[Component data from apps and pages]
%%

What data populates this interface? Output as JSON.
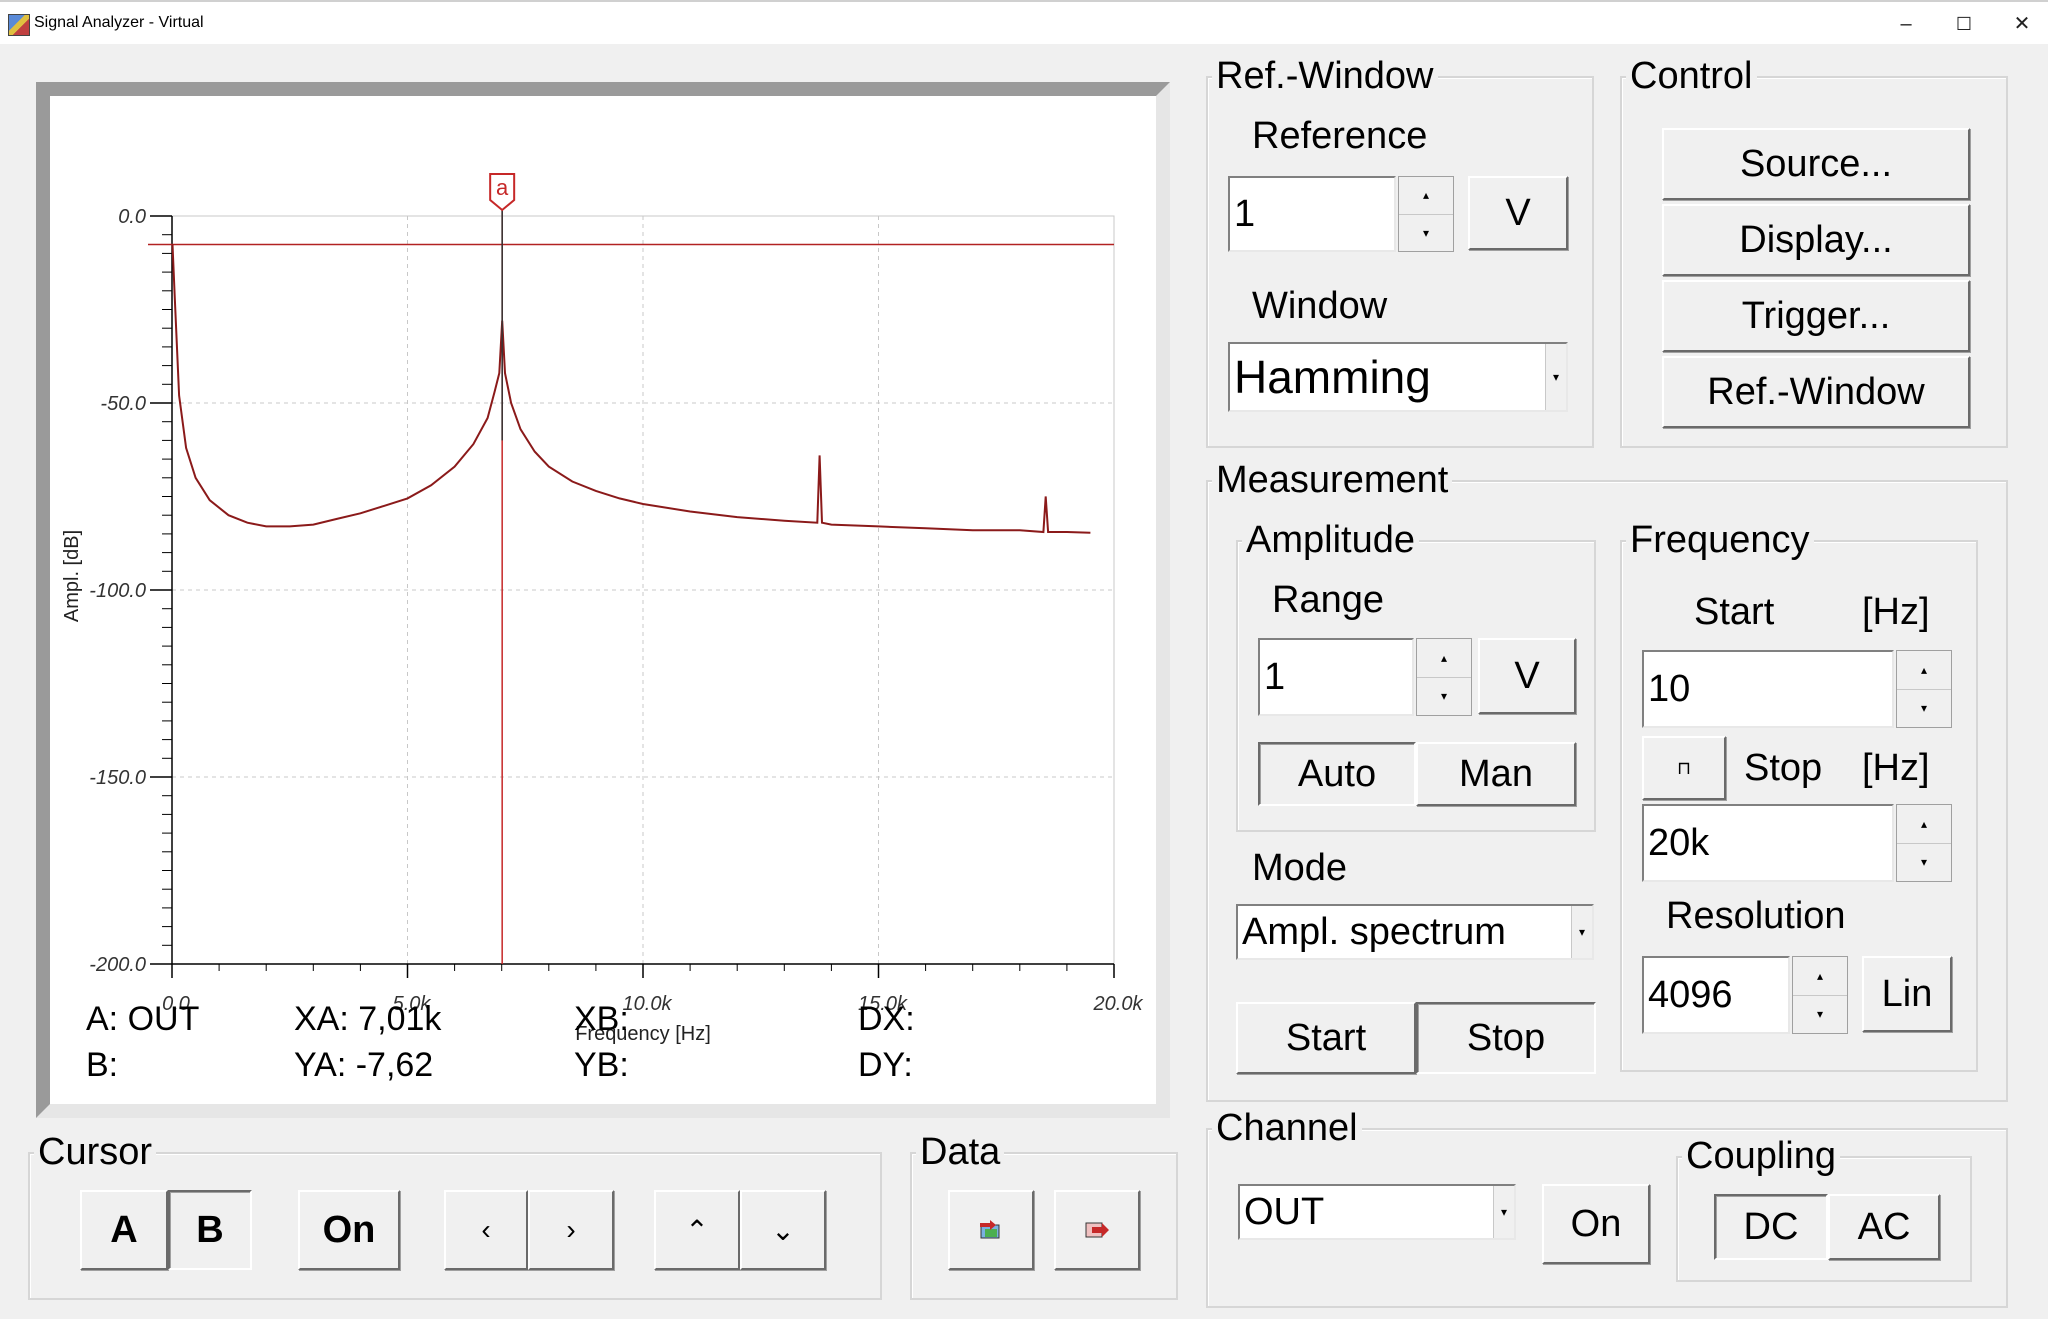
{
  "window": {
    "title": "Signal Analyzer - Virtual",
    "minimize": "–",
    "maximize": "☐",
    "close": "✕"
  },
  "chart_data": {
    "type": "line",
    "title": "",
    "xlabel": "Frequency [Hz]",
    "ylabel": "Ampl. [dB]",
    "xlim": [
      0,
      20000
    ],
    "ylim": [
      -200,
      0
    ],
    "x_ticks": [
      "0.0",
      "5.0k",
      "10.0k",
      "15.0k",
      "20.0k"
    ],
    "y_ticks": [
      "0.0",
      "-50.0",
      "-100.0",
      "-150.0",
      "-200.0"
    ],
    "grid": true,
    "reference_level": -7.62,
    "cursor_a": {
      "label": "a",
      "x": 7010
    },
    "series": [
      {
        "color": "#8b1a1a",
        "x": [
          10,
          60,
          150,
          300,
          500,
          800,
          1200,
          1600,
          2000,
          2500,
          3000,
          3500,
          4000,
          4500,
          5000,
          5500,
          6000,
          6400,
          6700,
          6850,
          6950,
          7010,
          7070,
          7200,
          7400,
          7700,
          8000,
          8500,
          9000,
          9500,
          10000,
          11000,
          12000,
          13000,
          13700,
          13750,
          13800,
          14000,
          15000,
          16000,
          17000,
          18000,
          18500,
          18550,
          18600,
          19000,
          19500
        ],
        "y": [
          -7.6,
          -22,
          -48,
          -62,
          -70,
          -76,
          -80,
          -82,
          -83,
          -83,
          -82.5,
          -81,
          -79.5,
          -77.5,
          -75.5,
          -72,
          -67,
          -61,
          -54,
          -47,
          -42,
          -28,
          -42,
          -50,
          -57,
          -63,
          -67,
          -71,
          -73.5,
          -75.5,
          -77,
          -79,
          -80.5,
          -81.5,
          -82,
          -64,
          -82,
          -82.5,
          -83,
          -83.5,
          -84,
          -84,
          -84.5,
          -75,
          -84.5,
          -84.5,
          -84.7
        ]
      }
    ]
  },
  "readouts": {
    "a_label": "A: OUT",
    "b_label": "B:",
    "xa": "XA: 7,01k",
    "ya": "YA: -7,62",
    "xb": "XB:",
    "yb": "YB:",
    "dx": "DX:",
    "dy": "DY:"
  },
  "cursor": {
    "title": "Cursor",
    "a": "A",
    "b": "B",
    "on": "On",
    "left": "‹",
    "right": "›",
    "up": "⌃",
    "down": "⌄"
  },
  "data": {
    "title": "Data",
    "import_icon": "import-icon",
    "export_icon": "export-icon"
  },
  "ref_window": {
    "title": "Ref.-Window",
    "reference_label": "Reference",
    "reference_value": "1",
    "unit": "V",
    "window_label": "Window",
    "window_value": "Hamming"
  },
  "control": {
    "title": "Control",
    "source": "Source...",
    "display": "Display...",
    "trigger": "Trigger...",
    "refwindow": "Ref.-Window"
  },
  "measurement": {
    "title": "Measurement",
    "amplitude": {
      "title": "Amplitude",
      "range_label": "Range",
      "range_value": "1",
      "unit": "V",
      "auto": "Auto",
      "man": "Man"
    },
    "mode_label": "Mode",
    "mode_value": "Ampl. spectrum",
    "start": "Start",
    "stop": "Stop",
    "frequency": {
      "title": "Frequency",
      "start_label": "Start",
      "unit_hz": "[Hz]",
      "start_value": "10",
      "stop_label": "Stop",
      "stop_value": "20k",
      "resolution_label": "Resolution",
      "resolution_value": "4096",
      "lin": "Lin"
    }
  },
  "channel": {
    "title": "Channel",
    "value": "OUT",
    "on": "On"
  },
  "coupling": {
    "title": "Coupling",
    "dc": "DC",
    "ac": "AC"
  }
}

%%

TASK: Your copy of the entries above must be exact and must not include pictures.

THE COMPLETED TASK:
What data populates this interface? Output as JSON.
{
  "window": {
    "title": "Signal Analyzer - Virtual",
    "minimize": "–",
    "maximize": "☐",
    "close": "✕"
  },
  "chart_data": {
    "type": "line",
    "title": "",
    "xlabel": "Frequency [Hz]",
    "ylabel": "Ampl. [dB]",
    "xlim": [
      0,
      20000
    ],
    "ylim": [
      -200,
      0
    ],
    "x_ticks": [
      "0.0",
      "5.0k",
      "10.0k",
      "15.0k",
      "20.0k"
    ],
    "y_ticks": [
      "0.0",
      "-50.0",
      "-100.0",
      "-150.0",
      "-200.0"
    ],
    "grid": true,
    "reference_level": -7.62,
    "cursor_a": {
      "label": "a",
      "x": 7010
    },
    "series": [
      {
        "color": "#8b1a1a",
        "x": [
          10,
          60,
          150,
          300,
          500,
          800,
          1200,
          1600,
          2000,
          2500,
          3000,
          3500,
          4000,
          4500,
          5000,
          5500,
          6000,
          6400,
          6700,
          6850,
          6950,
          7010,
          7070,
          7200,
          7400,
          7700,
          8000,
          8500,
          9000,
          9500,
          10000,
          11000,
          12000,
          13000,
          13700,
          13750,
          13800,
          14000,
          15000,
          16000,
          17000,
          18000,
          18500,
          18550,
          18600,
          19000,
          19500
        ],
        "y": [
          -7.6,
          -22,
          -48,
          -62,
          -70,
          -76,
          -80,
          -82,
          -83,
          -83,
          -82.5,
          -81,
          -79.5,
          -77.5,
          -75.5,
          -72,
          -67,
          -61,
          -54,
          -47,
          -42,
          -28,
          -42,
          -50,
          -57,
          -63,
          -67,
          -71,
          -73.5,
          -75.5,
          -77,
          -79,
          -80.5,
          -81.5,
          -82,
          -64,
          -82,
          -82.5,
          -83,
          -83.5,
          -84,
          -84,
          -84.5,
          -75,
          -84.5,
          -84.5,
          -84.7
        ]
      }
    ]
  },
  "readouts": {
    "a_label": "A: OUT",
    "b_label": "B:",
    "xa": "XA: 7,01k",
    "ya": "YA: -7,62",
    "xb": "XB:",
    "yb": "YB:",
    "dx": "DX:",
    "dy": "DY:"
  },
  "cursor": {
    "title": "Cursor",
    "a": "A",
    "b": "B",
    "on": "On",
    "left": "‹",
    "right": "›",
    "up": "⌃",
    "down": "⌄"
  },
  "data": {
    "title": "Data",
    "import_icon": "import-icon",
    "export_icon": "export-icon"
  },
  "ref_window": {
    "title": "Ref.-Window",
    "reference_label": "Reference",
    "reference_value": "1",
    "unit": "V",
    "window_label": "Window",
    "window_value": "Hamming"
  },
  "control": {
    "title": "Control",
    "source": "Source...",
    "display": "Display...",
    "trigger": "Trigger...",
    "refwindow": "Ref.-Window"
  },
  "measurement": {
    "title": "Measurement",
    "amplitude": {
      "title": "Amplitude",
      "range_label": "Range",
      "range_value": "1",
      "unit": "V",
      "auto": "Auto",
      "man": "Man"
    },
    "mode_label": "Mode",
    "mode_value": "Ampl. spectrum",
    "start": "Start",
    "stop": "Stop",
    "frequency": {
      "title": "Frequency",
      "start_label": "Start",
      "unit_hz": "[Hz]",
      "start_value": "10",
      "stop_label": "Stop",
      "stop_value": "20k",
      "resolution_label": "Resolution",
      "resolution_value": "4096",
      "lin": "Lin"
    }
  },
  "channel": {
    "title": "Channel",
    "value": "OUT",
    "on": "On"
  },
  "coupling": {
    "title": "Coupling",
    "dc": "DC",
    "ac": "AC"
  }
}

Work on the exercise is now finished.